Barriers and breakthroughs to a smarter grid.
Technology is quickly making energy storage more economical and effective than ever before. But companies that wish to invest in storage capacity face a journey through a frustrating regulatory no-man’s land. Opening the gateway for storage to deliver smart grid benefits will require a more streamlined and coherent approach to regulating storage as utility infrastructure.
Case studies on integrating renewable resources.
Seth Parker, Jack Elder, and Boris Shapiro
Where wind integration has been most successful, state authorities developed and adopted basic transmission planning and cost allocation principles before FERC issued Order 1000. Experiences in Texas, California, and Hawaii demonstrate what it takes to overcome permitting and cost allocation barriers—namely, a coherent policy framework and close coordination among stakeholders.
EPA, mercury and electric reliability.
The energy industry has known for decades that federal regulators eventually would set rules under the Clean Air Act to govern emissions of mercury and other air toxics from coal-fired power plants. However, with the U.S. Environmental Protection Agency now having issued a final mercury rule, along with guidelines for possible extensions of the compliance deadline, utilities and power plant owners finally have a clear idea what they are up against. And the outlook isn't pretty. The challenge is to retrofit many hundreds of generating plants across the country--and all on the same three-year compliance schedule. Yet two wildcards remain in play: what deference the EPA will give to electric reliability needs, as it "consults" with the Federal Energy Regulatory Commission (FERC) and the North American Electric Reliability Council; and how effective FERC Chairman Jon Wellinghoff will be as Republican leadership in Congress works to derail the new rules.
A look at issues facing the commission for the coming year.
Price-Responsive demand, EPA regulations, and merger policy will be on the agenda for the coming year as the Federal Energy Regulatory Commission works its way through the list of key cases that were pending at FERC as of January 2011.
When disaster strikes, land-based radios become critical infrastructure.
Amid focused attention on cybersecurity for T&D networks and power plants, one critical system is often overlooked: land-based radios. During an emergency, field crews rely on their ability to communicate with radios, making these systems highly vulnerable targets for malicious attackers. Securing them requires robust technologies and tools, as well as training and practices to ensure their availability when the grid goes down.
A deliberate approach to infrastructure advancement.
The electric power system has been getting smarter for decades, as new technologies allow better analysis and greater control.
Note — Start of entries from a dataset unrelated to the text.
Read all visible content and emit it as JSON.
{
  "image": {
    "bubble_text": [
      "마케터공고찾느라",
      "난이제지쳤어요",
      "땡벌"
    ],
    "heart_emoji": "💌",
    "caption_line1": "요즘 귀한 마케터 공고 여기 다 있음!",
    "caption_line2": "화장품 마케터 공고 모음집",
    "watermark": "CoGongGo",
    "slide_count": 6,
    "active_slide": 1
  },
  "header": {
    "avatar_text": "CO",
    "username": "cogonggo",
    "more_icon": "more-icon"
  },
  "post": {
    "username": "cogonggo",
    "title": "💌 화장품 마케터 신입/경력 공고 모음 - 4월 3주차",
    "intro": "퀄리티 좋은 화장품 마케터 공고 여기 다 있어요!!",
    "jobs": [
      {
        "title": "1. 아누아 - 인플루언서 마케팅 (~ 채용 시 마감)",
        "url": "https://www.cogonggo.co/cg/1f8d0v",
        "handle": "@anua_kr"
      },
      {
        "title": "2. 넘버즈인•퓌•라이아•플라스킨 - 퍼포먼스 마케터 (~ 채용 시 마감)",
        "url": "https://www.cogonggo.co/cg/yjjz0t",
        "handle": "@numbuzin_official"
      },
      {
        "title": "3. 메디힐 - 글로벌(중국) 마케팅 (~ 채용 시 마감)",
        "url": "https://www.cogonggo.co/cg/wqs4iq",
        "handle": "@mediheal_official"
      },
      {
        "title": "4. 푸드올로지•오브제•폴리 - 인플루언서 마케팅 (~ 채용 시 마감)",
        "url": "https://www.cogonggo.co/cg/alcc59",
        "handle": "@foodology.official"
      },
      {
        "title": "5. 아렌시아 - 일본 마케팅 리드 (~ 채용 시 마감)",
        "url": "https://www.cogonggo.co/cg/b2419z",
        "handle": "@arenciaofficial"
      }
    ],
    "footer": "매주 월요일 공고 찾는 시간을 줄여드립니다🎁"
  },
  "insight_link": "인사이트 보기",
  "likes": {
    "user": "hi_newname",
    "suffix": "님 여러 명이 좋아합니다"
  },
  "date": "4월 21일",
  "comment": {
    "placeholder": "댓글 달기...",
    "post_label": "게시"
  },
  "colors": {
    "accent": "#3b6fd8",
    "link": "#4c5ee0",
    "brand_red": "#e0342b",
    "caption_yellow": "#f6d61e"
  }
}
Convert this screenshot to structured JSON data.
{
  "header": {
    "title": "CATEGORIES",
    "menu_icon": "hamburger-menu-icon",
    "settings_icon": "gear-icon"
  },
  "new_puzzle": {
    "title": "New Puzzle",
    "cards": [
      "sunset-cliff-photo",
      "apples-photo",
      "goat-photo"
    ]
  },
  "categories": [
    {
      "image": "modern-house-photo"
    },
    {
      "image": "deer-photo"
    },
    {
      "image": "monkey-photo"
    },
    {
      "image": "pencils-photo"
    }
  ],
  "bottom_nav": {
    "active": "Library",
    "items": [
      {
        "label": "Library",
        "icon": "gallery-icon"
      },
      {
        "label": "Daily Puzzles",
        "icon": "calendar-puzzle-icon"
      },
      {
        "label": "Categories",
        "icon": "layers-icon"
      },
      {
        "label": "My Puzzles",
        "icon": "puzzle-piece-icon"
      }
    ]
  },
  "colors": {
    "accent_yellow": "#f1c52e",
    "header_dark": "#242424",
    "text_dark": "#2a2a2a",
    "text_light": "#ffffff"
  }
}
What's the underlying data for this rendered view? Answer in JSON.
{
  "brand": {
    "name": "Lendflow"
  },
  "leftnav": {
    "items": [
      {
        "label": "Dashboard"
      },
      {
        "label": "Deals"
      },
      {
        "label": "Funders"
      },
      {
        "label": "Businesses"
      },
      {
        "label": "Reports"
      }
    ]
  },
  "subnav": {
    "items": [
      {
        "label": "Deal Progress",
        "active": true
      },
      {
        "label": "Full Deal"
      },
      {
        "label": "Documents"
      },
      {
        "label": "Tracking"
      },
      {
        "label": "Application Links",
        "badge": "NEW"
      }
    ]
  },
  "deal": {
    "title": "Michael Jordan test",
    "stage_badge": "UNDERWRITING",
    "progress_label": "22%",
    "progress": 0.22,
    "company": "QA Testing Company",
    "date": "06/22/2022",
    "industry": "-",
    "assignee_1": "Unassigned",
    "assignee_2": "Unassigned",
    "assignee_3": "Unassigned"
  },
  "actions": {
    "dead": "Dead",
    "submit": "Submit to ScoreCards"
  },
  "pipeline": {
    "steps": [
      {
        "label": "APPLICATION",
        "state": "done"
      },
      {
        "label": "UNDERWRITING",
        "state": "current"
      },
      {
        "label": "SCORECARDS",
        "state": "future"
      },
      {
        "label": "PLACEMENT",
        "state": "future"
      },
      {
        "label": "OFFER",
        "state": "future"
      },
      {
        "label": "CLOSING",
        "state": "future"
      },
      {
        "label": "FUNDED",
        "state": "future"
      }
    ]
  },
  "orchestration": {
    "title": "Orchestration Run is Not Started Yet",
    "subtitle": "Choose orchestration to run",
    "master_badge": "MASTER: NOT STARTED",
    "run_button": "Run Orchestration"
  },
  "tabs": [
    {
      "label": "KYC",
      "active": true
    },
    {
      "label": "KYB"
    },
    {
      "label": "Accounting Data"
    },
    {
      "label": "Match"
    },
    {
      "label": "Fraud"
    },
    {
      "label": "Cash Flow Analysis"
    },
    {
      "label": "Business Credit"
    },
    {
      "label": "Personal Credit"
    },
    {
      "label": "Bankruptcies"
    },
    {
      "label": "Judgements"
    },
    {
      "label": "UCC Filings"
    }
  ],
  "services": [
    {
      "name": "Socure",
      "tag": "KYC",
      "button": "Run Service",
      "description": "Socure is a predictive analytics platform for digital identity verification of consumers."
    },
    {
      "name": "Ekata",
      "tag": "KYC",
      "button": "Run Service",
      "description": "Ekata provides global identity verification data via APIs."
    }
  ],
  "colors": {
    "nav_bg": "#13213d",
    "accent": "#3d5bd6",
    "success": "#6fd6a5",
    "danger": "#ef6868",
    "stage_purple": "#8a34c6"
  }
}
But most utilities have implemented these technologies in a piecemeal way, rather than as part of a long-term, enterprise-scale strategy. What are the consequences of this fragmented and incidental approach, and what would happen if we developed the smart grid in a deliberate way instead?
Engineering and construction firms adapt to a changing market.
Engineering, procurement and construction (EPC) contracts are evolving as utilities seek to spread risks, contain costs, and execute their business strategies. As a result, turnkey contractors are adapting their capabilities to meet the industry’s changing needs. Leading EPC firms share their vision for a 21st century energy industry—and their role in building it.
Iberdrola USA names new vice presidents; Michigan Governor appoints new commission chair; AGA and INGAA name new chief executives; plus senior staff changes at American Electric Power, Dynegy, GDF SUEZ, and others.
(December 2011) Iberdrola USA names new vice presidents; Michigan Governor appoints new commission chair; AGA and INGAA name new chief executives; plus senior staff changes at American Electric Power, Dynegy, GDF SUEZ, and others.
Smart grid evolution requires two-way communication—with meters and with customers themselves.
Despite the industry’s cautious and inconsistent approach, the smart grid is becoming a reality. Projects and pilots have provided valuable experience about what works and what doesn’t. Recent survey results illustrate the lessons utilities have learned—and how they’re changing their strategies.
Shaping system transformation.
New technologies—and new expectations—require taking a fresh look at the institutions and practices that have provided reliable electricity for the past century. Collective action is needed to define the key attributes of a future grid and then to take the more difficult next step—adapting our processes and institutions to align with that future vision. A thoughtful approach will allow America to capture the potential value that’s offered by sweeping changes in technologies and policies.